[[ Records provided, beginning ]]

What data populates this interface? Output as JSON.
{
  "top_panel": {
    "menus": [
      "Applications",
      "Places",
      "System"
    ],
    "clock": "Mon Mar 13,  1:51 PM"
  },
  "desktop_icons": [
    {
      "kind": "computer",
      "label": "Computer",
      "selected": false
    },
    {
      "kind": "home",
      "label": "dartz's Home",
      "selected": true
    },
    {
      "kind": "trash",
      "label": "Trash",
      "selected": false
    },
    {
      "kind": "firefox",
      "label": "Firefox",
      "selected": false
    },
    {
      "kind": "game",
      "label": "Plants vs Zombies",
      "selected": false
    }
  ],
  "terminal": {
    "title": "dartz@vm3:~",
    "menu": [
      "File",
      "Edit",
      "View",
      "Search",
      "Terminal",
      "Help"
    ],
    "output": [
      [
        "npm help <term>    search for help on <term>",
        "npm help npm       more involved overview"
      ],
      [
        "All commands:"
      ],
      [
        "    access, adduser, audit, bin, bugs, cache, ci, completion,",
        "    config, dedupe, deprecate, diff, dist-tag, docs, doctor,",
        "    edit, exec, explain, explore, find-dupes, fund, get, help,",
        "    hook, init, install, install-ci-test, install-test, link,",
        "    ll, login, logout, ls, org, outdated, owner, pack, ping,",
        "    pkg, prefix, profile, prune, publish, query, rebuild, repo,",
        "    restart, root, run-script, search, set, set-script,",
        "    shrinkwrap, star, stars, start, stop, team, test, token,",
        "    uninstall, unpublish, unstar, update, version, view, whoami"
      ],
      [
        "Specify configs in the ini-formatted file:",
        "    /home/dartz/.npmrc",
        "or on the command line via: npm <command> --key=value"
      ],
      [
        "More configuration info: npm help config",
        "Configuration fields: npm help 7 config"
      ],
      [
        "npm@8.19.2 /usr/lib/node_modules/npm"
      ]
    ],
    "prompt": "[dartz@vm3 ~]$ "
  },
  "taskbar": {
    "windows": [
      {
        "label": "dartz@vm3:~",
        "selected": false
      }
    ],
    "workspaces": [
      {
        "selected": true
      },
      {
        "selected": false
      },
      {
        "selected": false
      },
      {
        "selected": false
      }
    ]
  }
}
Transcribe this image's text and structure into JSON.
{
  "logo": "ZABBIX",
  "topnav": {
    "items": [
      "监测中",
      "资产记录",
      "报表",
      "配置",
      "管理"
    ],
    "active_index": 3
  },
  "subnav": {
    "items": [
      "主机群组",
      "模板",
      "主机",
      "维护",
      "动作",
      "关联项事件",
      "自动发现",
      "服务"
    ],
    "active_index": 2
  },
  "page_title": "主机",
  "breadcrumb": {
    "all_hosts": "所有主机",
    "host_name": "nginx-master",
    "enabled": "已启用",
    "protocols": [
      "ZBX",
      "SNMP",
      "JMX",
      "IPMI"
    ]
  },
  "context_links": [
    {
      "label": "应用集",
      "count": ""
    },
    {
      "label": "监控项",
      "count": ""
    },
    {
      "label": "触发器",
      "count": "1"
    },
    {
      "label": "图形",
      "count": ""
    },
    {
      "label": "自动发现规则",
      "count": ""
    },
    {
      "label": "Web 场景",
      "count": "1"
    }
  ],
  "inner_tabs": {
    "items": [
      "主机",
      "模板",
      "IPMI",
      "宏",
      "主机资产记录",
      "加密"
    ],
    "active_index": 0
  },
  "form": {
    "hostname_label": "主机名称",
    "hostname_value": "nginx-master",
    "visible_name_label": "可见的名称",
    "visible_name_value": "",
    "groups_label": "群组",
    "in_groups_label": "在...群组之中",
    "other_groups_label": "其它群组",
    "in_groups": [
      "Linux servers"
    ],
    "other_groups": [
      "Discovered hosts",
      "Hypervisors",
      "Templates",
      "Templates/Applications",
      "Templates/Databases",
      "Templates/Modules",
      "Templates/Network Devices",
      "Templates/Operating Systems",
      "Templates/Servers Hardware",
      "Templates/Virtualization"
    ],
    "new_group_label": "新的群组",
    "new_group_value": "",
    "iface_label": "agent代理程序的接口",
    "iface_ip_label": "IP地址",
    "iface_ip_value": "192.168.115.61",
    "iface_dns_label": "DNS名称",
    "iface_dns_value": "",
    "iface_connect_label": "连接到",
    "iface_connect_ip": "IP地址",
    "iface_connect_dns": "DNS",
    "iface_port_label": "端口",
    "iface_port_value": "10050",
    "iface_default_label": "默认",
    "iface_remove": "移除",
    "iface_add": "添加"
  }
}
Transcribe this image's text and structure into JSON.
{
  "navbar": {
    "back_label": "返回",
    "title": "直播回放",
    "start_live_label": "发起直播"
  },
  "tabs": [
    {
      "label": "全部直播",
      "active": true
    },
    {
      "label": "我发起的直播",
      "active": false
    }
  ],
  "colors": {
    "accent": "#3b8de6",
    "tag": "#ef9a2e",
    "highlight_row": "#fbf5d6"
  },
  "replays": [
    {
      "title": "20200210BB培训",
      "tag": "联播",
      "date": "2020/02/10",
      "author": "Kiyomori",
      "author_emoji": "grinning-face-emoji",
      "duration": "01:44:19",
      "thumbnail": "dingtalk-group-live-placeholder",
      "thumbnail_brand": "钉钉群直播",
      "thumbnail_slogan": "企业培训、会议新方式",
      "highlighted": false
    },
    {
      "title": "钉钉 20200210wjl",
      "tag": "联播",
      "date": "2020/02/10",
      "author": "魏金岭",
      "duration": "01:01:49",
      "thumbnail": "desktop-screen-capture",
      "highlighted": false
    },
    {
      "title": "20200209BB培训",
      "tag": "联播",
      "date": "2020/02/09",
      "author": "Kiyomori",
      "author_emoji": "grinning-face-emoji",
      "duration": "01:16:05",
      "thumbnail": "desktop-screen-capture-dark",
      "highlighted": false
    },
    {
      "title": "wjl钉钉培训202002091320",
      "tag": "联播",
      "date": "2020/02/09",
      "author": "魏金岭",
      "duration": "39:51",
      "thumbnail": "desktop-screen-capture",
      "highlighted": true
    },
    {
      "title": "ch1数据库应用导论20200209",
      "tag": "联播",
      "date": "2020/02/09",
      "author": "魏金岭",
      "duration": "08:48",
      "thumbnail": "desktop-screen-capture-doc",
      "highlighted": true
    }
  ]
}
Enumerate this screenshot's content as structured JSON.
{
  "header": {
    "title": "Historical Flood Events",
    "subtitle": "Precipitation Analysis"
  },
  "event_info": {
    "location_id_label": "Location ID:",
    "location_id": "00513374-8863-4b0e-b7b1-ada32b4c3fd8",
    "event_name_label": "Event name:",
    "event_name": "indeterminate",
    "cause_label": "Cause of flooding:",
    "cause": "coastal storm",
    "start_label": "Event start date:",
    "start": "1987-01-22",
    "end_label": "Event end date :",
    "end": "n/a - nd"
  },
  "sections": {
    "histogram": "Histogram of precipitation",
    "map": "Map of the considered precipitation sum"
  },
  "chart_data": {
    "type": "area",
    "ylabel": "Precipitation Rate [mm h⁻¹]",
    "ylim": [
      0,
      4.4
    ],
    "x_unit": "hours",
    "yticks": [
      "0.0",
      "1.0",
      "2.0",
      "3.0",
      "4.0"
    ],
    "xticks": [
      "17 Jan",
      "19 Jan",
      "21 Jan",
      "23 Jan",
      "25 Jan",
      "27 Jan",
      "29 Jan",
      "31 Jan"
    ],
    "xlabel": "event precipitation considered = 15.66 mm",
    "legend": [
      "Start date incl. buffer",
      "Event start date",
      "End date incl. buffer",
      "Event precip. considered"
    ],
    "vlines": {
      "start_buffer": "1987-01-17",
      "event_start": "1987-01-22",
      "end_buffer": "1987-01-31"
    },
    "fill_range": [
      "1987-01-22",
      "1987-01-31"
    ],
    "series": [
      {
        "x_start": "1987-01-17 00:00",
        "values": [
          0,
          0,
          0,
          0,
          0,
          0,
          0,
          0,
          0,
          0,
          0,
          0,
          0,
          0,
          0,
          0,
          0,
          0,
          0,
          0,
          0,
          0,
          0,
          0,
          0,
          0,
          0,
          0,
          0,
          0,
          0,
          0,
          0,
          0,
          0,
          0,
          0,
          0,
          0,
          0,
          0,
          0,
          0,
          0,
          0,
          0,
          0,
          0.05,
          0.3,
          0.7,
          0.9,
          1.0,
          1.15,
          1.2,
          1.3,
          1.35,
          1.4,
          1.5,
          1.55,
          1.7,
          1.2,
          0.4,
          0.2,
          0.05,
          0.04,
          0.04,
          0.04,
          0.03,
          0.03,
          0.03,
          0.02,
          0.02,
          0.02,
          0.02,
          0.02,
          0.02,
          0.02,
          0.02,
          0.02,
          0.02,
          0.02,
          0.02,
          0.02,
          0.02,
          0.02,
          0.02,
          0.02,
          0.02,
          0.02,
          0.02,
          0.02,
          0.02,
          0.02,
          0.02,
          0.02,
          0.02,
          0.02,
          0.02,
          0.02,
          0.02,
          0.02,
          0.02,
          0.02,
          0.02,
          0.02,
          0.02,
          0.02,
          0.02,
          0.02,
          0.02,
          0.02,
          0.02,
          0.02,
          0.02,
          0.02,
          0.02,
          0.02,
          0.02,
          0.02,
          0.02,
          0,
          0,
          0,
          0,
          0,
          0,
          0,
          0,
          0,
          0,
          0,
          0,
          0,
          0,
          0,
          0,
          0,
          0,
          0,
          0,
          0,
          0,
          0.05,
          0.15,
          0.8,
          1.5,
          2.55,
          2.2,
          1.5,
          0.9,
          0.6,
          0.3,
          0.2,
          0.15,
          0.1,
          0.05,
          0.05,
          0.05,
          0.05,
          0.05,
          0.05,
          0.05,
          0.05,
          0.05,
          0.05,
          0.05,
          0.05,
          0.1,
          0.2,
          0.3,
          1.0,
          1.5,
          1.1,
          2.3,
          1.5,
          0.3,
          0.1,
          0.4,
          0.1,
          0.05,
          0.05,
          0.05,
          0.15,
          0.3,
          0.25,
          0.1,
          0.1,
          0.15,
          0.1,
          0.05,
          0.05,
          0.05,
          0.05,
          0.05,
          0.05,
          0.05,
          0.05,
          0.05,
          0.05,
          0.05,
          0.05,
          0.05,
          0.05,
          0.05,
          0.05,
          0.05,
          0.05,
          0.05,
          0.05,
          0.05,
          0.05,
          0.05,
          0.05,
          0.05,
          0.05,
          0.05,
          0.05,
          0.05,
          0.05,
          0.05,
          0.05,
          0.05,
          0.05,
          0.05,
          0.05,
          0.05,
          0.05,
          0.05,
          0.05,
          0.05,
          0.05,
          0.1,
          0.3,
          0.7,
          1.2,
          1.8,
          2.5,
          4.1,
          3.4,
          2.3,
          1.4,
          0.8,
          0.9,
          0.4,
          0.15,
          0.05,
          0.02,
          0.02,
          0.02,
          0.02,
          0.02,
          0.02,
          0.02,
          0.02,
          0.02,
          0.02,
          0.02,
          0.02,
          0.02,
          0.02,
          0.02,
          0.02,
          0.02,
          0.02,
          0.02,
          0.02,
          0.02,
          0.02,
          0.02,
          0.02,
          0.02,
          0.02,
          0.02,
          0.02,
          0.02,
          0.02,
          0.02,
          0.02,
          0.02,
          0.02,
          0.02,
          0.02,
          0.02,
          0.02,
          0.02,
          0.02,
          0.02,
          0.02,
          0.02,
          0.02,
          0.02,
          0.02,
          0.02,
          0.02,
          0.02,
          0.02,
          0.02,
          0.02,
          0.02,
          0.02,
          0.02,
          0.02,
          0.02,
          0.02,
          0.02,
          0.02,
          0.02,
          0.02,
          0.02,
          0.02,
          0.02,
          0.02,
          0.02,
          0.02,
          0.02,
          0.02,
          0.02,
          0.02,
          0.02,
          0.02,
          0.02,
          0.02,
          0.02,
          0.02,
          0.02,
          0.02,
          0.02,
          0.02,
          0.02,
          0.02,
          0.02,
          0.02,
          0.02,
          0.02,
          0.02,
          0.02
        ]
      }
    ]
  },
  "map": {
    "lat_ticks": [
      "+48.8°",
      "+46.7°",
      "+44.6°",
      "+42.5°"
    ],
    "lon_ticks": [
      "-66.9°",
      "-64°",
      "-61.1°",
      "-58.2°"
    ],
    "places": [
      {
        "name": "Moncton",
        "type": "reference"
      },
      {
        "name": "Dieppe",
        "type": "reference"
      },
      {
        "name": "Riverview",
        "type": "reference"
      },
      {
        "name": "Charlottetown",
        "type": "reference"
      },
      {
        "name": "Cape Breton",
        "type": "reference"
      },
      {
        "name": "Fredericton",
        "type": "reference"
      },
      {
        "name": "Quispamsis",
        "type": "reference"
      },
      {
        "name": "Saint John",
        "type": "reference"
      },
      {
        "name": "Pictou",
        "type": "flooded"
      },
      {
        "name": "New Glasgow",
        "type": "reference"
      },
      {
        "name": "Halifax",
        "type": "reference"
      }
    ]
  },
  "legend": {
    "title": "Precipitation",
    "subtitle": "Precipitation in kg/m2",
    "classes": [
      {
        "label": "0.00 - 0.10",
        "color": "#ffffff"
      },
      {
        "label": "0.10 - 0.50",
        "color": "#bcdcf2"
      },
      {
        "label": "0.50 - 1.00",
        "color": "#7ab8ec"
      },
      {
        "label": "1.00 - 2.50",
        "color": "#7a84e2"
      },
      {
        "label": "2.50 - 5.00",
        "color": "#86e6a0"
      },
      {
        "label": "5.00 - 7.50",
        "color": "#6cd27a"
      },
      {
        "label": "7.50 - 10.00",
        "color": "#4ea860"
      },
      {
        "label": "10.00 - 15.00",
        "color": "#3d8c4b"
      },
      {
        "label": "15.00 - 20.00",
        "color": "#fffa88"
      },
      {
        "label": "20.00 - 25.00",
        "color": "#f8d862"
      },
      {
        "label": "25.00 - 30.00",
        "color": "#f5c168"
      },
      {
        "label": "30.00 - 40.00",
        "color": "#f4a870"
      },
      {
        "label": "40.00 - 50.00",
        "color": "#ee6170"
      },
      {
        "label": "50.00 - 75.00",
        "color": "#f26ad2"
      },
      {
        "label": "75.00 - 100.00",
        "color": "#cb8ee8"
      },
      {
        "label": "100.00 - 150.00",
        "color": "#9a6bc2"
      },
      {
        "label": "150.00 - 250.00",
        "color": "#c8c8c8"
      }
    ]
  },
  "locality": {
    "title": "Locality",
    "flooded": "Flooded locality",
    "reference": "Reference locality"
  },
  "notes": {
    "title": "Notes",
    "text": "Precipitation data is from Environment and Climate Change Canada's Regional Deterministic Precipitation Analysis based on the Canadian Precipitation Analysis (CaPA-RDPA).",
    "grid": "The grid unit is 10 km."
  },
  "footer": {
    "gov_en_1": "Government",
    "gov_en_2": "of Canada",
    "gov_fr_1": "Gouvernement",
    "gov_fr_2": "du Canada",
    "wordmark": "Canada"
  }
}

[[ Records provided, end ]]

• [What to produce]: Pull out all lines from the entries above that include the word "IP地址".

• [Worked solution]:
    "iface_ip_label": "IP地址",
    "iface_connect_ip": "IP地址",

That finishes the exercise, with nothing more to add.